If you owe a ton of money on your student loans and to multiple lenders, the idea of consolidating them into one new loan can seem very tempting. You’ve probably seen ads from debt consolidation companies extolling the virtues of a debt consolidation loan. They usually focus on the fact that if you consolidate, you will have only one payment to make every month instead of the multiple ones you’re making now. And that payment will be “dramatically” be less than the total of the payments you’re now making.
This is all true but before you decide on a debt consolidation loan, there are some important things to consider.
When it comes to consolidating student loan debts there are basically two options. You could get a Direct Consolidation Loan from the federal government or from a private lender.
If you were to choose a Federal Direct Consolidation Loan, you could consolidate the following types of loans.
- Direct Subsidized Loans
- Direct Unsubsidized Loans
- Subsidized Federal Stafford Loans
- Unsubsidized Federal Stafford Loans
- Direct PLUS Loans
- PLUS loans from the Federal Family Education Loan (FFEL) Program
- Supplemental Loans for Students (SLS)
- Federal Perkins Loans
- Federal Nursing Loans
- Health Education Assistance Loans
In other words, you could consolidate just about every type of federal loan if, and here comes the big if, and that’s you need to have at the minimum one Direct Loan or FFEL Program loan that is in repayment or in a grace period. In addition, you must either make repayment arrangements with your loan servicer that are satisfactory to it or you will need agree to repay the loan under Income-Based Repayment, Pay As You Earn repayment or Income-Contingent Repayment.
Calculating your interest rate
Both the interest rate and the term are fixed with a Federal Direct Consolidation Loan. The way interest rates are calculated is based on the weighted average of the loans being consolidated rounded up to the nearest 1/8th of one percent. The best way to think of this is that your new interest rate will be higher than the loan with the lowest interest rate you’re now paying but lower than your loan with the highest interest rate.
Note: The government has a calculator you could use to determine exactly what your new interest rate would be.
The application process
If you decide on a Federal Direct Consolidation Loan, the application process is fairly simple. You go to StudentLoans.gov where you will find both paper and electronic applications. You can download the electronic application or download and print the paper version. You would then submit it by US mail. If you choose to file electronically, there are five steps as follows.
1. Choose Loans & Servicer
2. Repayment Plan Selection
3. Terms and Conditions
4. Borrower and Reference Information
5. Review and Sign
Once you’ve submitted your application electronically or by mailing the paper version, the consolidation service you selected will handle all the other actions necessary to consolidate your loans. It will also be your point of contact should you have any questions in the future regarding your consolidation application.
Repaying your Federal Direct Consolidation Loan
As noted above, you have three repayment options if you choose a Federal Direct Consolidation loan. They are Income-Based Repayment, Pay As You Earn repayment and Income-Contingent Repayment.
Private student consolidation loans
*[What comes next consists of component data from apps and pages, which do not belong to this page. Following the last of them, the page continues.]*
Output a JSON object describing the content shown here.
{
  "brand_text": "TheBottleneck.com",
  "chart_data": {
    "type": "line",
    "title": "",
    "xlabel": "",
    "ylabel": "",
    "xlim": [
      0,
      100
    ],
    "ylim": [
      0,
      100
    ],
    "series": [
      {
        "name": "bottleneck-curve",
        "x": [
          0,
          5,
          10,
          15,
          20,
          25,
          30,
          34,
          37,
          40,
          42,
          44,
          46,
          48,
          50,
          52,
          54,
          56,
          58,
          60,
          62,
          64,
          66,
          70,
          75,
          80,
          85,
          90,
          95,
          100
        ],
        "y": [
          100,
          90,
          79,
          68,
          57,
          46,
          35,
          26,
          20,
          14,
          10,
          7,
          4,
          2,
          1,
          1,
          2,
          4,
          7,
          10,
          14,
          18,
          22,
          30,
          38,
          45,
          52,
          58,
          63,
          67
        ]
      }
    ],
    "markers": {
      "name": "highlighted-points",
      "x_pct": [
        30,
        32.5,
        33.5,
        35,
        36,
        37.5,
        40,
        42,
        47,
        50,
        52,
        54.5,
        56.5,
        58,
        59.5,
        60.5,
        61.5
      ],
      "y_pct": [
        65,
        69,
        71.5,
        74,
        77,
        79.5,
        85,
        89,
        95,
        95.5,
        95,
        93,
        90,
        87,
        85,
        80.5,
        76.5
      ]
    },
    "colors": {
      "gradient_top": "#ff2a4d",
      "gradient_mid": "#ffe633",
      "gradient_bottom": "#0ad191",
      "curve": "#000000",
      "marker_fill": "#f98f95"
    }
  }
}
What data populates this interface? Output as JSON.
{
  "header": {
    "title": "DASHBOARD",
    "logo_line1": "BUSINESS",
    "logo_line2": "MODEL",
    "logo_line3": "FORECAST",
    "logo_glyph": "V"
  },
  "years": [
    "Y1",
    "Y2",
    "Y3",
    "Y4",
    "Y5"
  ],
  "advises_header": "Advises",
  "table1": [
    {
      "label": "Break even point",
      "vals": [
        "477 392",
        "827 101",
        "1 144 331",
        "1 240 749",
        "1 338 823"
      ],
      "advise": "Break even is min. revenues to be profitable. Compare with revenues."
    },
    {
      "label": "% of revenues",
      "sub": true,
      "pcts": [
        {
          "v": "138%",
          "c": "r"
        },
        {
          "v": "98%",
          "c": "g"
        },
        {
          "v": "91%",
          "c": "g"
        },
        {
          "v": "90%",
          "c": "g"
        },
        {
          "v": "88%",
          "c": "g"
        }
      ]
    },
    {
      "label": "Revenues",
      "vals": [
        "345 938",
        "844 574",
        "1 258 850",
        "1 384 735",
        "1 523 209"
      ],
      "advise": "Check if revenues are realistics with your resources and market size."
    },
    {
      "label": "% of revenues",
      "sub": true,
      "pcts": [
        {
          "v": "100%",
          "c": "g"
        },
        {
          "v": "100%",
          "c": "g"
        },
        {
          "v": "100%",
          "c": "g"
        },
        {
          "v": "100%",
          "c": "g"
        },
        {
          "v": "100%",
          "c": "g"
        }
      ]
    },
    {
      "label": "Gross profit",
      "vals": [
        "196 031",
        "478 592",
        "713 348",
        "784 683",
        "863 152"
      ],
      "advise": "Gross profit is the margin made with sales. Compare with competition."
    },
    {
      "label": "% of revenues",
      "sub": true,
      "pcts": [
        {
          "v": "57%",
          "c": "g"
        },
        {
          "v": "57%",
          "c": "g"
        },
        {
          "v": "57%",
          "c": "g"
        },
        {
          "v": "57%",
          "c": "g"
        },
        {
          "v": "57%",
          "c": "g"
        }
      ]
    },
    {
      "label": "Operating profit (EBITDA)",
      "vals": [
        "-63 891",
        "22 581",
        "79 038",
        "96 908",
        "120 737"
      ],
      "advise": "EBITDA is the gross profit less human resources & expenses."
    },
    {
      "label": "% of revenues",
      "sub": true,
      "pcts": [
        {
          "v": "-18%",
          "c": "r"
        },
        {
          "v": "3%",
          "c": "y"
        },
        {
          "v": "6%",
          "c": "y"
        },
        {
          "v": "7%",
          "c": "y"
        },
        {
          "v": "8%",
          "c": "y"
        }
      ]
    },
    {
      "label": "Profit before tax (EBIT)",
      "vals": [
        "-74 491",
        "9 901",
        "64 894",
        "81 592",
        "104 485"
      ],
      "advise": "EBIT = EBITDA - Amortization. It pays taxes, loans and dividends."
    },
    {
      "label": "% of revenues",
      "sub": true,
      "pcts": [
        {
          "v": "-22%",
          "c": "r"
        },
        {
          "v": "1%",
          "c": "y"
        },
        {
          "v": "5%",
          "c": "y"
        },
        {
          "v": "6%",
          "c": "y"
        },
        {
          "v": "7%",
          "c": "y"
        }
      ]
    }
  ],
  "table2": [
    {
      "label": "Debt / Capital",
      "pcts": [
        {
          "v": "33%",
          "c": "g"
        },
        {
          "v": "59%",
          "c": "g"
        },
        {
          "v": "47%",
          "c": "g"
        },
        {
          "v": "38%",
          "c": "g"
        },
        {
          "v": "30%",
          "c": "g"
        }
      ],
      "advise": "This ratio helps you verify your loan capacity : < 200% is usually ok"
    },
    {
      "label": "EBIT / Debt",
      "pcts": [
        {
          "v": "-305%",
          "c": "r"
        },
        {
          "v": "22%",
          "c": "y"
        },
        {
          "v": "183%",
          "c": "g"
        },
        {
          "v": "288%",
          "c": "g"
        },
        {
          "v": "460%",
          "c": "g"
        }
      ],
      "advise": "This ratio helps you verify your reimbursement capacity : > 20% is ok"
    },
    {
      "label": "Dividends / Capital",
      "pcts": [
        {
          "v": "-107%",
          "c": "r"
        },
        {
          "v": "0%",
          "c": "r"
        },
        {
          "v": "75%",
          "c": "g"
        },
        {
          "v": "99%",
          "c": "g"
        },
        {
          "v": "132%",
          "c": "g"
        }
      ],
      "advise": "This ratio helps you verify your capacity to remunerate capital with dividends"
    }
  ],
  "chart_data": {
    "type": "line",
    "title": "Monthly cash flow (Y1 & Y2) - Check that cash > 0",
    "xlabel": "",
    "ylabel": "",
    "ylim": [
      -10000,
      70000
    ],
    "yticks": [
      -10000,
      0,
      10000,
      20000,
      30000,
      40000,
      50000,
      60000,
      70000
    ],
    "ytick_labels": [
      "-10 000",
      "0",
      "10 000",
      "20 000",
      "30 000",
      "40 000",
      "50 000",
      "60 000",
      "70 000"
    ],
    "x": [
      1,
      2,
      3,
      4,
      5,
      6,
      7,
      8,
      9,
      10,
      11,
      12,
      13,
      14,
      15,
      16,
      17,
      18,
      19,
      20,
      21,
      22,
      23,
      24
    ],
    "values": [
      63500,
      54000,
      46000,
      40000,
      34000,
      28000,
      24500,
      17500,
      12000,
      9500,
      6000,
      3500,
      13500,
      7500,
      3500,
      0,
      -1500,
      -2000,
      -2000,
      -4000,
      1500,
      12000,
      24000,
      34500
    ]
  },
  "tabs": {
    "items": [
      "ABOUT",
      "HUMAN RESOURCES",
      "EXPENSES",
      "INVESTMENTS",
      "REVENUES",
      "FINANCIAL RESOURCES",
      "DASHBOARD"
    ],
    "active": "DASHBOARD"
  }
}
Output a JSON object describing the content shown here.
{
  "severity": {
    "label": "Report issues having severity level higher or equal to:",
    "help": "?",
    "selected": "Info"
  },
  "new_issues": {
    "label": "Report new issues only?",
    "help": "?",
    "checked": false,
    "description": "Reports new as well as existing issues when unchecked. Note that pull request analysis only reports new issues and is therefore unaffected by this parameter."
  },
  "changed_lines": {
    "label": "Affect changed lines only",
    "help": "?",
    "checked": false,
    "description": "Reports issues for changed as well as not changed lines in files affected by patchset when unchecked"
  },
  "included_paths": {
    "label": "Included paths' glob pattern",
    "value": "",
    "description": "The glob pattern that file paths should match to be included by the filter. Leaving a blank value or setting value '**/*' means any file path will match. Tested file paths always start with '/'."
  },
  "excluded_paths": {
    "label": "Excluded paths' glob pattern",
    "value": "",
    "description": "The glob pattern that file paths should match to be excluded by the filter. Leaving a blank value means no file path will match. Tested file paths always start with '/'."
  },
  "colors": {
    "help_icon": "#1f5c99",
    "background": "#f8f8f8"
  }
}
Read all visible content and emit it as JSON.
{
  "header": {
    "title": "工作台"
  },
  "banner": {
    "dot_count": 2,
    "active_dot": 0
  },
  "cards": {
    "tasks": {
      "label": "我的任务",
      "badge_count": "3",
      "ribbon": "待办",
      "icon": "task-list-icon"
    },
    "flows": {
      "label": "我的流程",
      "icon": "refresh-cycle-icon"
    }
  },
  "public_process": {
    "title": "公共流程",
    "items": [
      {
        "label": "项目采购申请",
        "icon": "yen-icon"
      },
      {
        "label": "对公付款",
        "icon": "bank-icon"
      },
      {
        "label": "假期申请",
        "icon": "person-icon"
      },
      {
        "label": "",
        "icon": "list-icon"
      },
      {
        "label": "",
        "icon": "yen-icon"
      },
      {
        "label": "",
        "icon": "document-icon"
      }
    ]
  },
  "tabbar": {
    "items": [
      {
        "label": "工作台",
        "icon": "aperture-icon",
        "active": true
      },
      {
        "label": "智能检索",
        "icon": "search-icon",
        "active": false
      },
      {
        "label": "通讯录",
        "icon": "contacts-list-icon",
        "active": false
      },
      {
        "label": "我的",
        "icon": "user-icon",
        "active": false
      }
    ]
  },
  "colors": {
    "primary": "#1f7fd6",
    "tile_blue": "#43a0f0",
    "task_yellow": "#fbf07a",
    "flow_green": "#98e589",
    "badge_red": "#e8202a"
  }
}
Given the fact that federal consolidation loans come with some pretty great features, why would you choose to refinance with a private lender? One way to determine whether this would make sense for you is to use this guideline: If your annual income is larger then the amount of student loan debt you have, you might take a look at private refinancing. You’ll also need to take into consideration other factors such as your credit history and other monthly expenses. However, comparing your income to your debt load is a good way to start.
More and more private lenders are entering the student loan consolidation market so that there are more and more options for refinancing. Be sure to keep in mind that once you consolidate your student loans with a private lender you will lose the benefits that come with a federal loan including loan deferment, repayment options, forbearance and loan cancellation. So before you take out a private debt consolidation loan, it’s important to ask yourself whether or not it’s worth it to give up those benefits just to get a lower interest rate.
Check out other options
Before you apply for either a Federal Direct or a private consolidation loan, do check out the other options available for handling your debts. For example, you could go to a credit-counseling agency for help. This is where you will be assigned a counselor that reviews all of your finances, helps you develop a budget and provides you with tips for better managing your money and your debts. There’s likely a credit-counseling agency near where you live. Just make sure it’s a nonprofit and offers its services either free or at very low cost. Also, if you choose this option do not let your counselor push you into a debt management program unless you totally understand it.
Snowballing your debts is another way to get student loans paid off without having to borrow money to do it. This is a technique developed by the financial guru Dave Thomas. The way it works is that you focus all of your efforts on paying off the student loan with the lowest balance. Once you’ve done this you will have more money available to pay off the loan with the second smallest balance and so on. This is called snowballing because as you pay off each loan you will gather momentum to pay off the next loan just like a snowball rolling downhill gathers momentum. If you choose to do this just make sure that while you’re paying off that first loan you continue to make at least the minimum payments on your other loans.
If you do decide that a private debt consolidation loan would make sense given your earnings and circumstances, be sure to shop around. There are, unfortunately, some debt consolidation companies that are basically scam artists. While they promise a consolidation loan, what they often do is push you into a debt consolidation program.